I was never romantic enough to offer you my umbrella. Of course, where we lived you couldn’t even buy umbrellas for the most part due to the wind. And that isn’t the kind of people that we were. But the point still stands. I wouldn’t have thrown myself in front of the rain for you. It took me years after we had stopped talking before I could admit that to myself.
In the pictures from those days, we are always together. We’re looking down the tracks, we’re looking out at the waves. The photos make it seem as if we are looking out together. The photos seem conclusive. They show parts of our bodies locked together, our limbs in lockstep, show our eyes looking the same direction, out over the same landscapes.
There was the night that you snuck into my bedroom through the window and woke me with your cold hand in my shorts. There was the night I called asking if I could do the same because I was afraid of what would happen if I just showed up. Because I was that little bit less sure of the trust we were trying. There was the night that I passed out on your lawn because I couldn’t even call.
In the photographs, though, we were so bright. So freaking vivid. Enough so that when I saw you years later, I couldn’t believe how quiet you were, how faint. Across the room, you nearly faded into shadow.
We live with apologies stuck in our throats. We live having to know what kind of people we are underneath the flash of the camera, underneath those moments when we force the smile. For me, though, that moment was a long note of forgiveness. That fade, fade thing that you managed. Watching you shrink like that from my vision.

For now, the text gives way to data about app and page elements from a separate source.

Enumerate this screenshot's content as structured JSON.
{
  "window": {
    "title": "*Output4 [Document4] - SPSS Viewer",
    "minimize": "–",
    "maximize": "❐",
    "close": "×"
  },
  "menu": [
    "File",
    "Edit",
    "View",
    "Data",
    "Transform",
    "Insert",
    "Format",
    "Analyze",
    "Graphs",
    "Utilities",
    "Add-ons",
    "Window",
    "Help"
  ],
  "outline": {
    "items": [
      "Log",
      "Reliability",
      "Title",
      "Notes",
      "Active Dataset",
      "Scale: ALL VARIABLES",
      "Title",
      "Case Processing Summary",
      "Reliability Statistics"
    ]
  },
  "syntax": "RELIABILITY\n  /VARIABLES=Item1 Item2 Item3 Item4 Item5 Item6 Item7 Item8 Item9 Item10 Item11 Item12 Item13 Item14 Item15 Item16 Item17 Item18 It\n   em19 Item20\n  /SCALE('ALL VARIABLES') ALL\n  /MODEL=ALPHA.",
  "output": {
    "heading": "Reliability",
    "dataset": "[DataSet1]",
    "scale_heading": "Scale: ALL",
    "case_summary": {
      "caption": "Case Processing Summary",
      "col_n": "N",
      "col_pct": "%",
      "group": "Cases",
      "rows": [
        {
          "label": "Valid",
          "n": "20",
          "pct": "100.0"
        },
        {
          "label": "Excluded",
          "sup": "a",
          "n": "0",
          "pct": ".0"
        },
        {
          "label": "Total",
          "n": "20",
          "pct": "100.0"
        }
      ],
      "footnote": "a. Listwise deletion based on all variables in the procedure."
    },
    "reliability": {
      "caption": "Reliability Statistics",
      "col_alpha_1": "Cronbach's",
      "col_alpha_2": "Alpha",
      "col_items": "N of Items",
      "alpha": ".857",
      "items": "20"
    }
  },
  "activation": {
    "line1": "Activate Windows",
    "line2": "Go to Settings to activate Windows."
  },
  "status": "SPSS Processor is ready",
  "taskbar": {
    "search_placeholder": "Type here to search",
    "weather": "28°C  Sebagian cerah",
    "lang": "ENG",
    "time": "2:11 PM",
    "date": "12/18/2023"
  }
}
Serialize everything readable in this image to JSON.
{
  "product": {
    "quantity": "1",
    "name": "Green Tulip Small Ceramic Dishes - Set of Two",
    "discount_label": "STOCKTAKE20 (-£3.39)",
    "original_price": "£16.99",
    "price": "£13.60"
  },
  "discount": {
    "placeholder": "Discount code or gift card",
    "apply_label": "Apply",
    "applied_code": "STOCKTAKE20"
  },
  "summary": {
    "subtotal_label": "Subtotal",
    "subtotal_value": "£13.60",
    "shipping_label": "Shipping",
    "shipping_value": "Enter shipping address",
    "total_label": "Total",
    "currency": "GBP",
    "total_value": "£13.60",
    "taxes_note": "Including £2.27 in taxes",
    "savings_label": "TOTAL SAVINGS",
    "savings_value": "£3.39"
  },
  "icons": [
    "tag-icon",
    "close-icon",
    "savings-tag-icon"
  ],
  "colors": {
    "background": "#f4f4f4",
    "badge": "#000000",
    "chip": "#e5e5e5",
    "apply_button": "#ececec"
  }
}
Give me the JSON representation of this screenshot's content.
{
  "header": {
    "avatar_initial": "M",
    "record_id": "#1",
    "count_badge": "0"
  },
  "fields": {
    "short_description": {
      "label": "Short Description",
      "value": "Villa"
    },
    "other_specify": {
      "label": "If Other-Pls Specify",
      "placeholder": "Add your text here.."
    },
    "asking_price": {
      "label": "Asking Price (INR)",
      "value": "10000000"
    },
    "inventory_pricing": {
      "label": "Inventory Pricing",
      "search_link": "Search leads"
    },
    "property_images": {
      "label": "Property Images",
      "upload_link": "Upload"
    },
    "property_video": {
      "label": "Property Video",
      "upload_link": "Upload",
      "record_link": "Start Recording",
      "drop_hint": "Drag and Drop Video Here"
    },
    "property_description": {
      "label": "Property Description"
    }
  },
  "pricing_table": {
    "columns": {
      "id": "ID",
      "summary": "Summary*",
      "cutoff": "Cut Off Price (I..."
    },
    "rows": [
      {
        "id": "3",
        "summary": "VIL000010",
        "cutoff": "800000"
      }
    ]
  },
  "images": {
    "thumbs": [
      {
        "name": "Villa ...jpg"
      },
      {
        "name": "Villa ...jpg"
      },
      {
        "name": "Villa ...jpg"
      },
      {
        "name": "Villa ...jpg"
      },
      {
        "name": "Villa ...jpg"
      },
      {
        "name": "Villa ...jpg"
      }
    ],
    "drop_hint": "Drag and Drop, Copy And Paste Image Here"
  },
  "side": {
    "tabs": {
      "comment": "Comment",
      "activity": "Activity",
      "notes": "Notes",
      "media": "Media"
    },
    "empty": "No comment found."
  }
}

C.C. Russell has published his poetry and prose widely in such journals as The Meadow, New York Quarterly, The Colorado Review, Split Lip Magazine, and Whiskey Island among others. He has been nominated for several Pushcart prizes and for Best of the Net. He lives in Wyoming with his wife, daughter, and cats.